Explain/Demonstrate: Back and Forth Ball Tap and Trap

  • Share that they will now get the chance to try their ball tap (dribble) with a ball.
  • Call students to each get a ball and bring it back to their space spot.
  • Share that they should start off thinking about tapping the ball very softly.
  • Explain and demonstrate how if they tap it too hard, they could easily lose control.
  • Explain that it’s OK if they lose control while they are practicing because learning a new skill can be challenging.
  • Demonstrate how to softly tap the ball back and forth using the inside of the foot.
  • Share that they are going to try four taps and then a trap like they did without the ball.

Practice: Back and Forth Ball Tap and Trap

  • Ask students to show ready position, then cue practice aloud, ready, eyes on the ball, softly tap, tap, tap, tap-trap. Tap, tap, tap, tap-trap.
  • Continue practice, moving through activity space and calling aloud cue words until students show some control.

Explain/Demonstrate: Back and Forth Foot Dribbling (Forward Moving)

  • Share that in most games where the foot dribble is used, the player would need to be able to move the ball throughout the activity area. Tell students that they will try that next.
  • Ask students to move their space spot and ball to the sideline so that everyone can start the practice activity moving in the same direction.
  • Demonstrate how to move/tap the ball back/forth/forward.
  • Remind students that a soft tap will help them keep their ball under control.
  • Ask students to put their arm straight out in front of them. Explain that they should try not to let their ball go farther out/away from them than the length of their arm.

Practice: Back and Forth Foot Dribbling (Moving Forward)

  • Ask students to show a ready position.
  • Cue practice aloud starting with just four taps and then a trap, ready, softly tap forward, tap, tap, tap-trap and continue, Tap, tap, tap, tap-trap.
  • Once students have reached the opposite sideline ask them to turn around and get ready to try again, moving back to their starting spot. Cue aloud, tap, tap, tap, tap-trap! Tap, tap, tap, tap-trap!
  • Continue cuing practice aloud until students have reached their starting spot.

Explain/Demonstrate: Try for 10

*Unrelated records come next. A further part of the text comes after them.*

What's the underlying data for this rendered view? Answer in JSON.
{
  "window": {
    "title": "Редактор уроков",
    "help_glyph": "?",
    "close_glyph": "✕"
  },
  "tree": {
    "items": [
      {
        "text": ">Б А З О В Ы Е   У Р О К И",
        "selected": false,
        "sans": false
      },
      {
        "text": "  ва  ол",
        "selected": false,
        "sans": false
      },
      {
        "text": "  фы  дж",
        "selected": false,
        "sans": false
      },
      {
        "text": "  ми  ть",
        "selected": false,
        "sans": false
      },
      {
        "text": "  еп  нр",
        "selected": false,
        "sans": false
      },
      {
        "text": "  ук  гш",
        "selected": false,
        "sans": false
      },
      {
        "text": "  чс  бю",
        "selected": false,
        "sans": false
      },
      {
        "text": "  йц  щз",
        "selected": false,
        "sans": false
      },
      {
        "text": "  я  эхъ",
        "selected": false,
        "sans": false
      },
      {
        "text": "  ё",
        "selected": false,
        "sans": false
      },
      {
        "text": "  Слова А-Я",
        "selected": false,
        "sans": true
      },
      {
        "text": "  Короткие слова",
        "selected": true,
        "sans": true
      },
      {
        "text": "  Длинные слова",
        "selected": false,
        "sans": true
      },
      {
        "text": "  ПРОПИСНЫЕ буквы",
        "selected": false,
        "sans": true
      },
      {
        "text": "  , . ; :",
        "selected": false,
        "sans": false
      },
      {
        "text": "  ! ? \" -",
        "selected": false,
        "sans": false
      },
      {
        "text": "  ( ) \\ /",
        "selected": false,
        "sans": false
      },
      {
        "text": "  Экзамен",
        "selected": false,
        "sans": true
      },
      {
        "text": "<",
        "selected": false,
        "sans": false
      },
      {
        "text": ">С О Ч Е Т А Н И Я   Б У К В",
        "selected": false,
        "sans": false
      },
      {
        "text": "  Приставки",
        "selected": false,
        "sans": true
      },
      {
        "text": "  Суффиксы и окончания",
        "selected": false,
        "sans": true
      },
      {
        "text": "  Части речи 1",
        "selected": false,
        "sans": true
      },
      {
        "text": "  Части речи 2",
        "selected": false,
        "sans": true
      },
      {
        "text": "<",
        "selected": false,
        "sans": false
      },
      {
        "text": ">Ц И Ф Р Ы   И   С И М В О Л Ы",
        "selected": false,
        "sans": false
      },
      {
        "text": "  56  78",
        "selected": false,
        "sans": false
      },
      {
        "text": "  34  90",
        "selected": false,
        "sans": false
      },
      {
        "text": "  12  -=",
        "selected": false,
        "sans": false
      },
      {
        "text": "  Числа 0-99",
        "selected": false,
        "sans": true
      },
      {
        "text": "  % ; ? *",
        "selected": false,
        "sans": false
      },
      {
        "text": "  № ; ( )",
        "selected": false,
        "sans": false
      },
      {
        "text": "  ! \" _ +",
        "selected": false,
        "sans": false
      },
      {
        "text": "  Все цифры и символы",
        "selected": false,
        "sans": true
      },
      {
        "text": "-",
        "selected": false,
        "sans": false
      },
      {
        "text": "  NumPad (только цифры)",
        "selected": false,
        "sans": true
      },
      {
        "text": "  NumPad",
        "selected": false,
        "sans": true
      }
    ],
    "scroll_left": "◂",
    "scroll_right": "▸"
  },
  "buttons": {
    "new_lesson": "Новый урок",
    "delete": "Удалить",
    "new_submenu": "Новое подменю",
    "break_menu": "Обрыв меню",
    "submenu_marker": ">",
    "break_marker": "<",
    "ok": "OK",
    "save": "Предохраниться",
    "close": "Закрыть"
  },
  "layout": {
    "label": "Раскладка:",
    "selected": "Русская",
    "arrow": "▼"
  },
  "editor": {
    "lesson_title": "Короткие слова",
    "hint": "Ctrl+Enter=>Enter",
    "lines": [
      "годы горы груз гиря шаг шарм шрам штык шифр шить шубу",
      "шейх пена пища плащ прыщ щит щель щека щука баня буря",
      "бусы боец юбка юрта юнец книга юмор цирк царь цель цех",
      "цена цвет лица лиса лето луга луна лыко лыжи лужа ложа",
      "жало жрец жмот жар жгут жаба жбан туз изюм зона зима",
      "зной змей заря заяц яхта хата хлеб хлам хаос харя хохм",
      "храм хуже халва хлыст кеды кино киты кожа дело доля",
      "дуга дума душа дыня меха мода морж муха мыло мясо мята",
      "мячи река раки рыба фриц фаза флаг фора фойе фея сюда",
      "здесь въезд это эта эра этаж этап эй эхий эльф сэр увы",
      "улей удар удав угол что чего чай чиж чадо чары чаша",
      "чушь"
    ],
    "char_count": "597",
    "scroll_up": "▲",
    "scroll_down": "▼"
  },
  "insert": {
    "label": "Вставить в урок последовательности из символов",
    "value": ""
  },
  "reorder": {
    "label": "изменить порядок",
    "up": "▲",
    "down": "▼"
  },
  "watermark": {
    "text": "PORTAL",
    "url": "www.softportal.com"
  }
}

  • Share with students that they are going to continue to try the forward moving-foot dribble on their own.
  • Tell them they will continue to practice using the inside of the foot to tap the ball softly back and forth/forward, trying to get at least ten taps in a row with control.
  • Explain that if they get ten, they should leave their ball and move safely to high five the teacher. Then they can return to their ball and try to get ten again.
  • Remind students to use their foot trap skill if the ball begins to roll away from them and they need to regain control.

Practice: Try for 10

  • Direct students to start in the ready position with their ball directly in front of them.
  • Begin music to cue movement.
  • Call aloud body cues as reminders for students to use their best body form.
  • Complete a high five with those students that complete ten in a row.
  • Continue practicing for 2-4 minutes.


Ask students to pick up their ball and bring it to the designated area and then return to their team position.

Variations:  Students can be paired together and take turns practicing, if space or amount of equipment is an issue.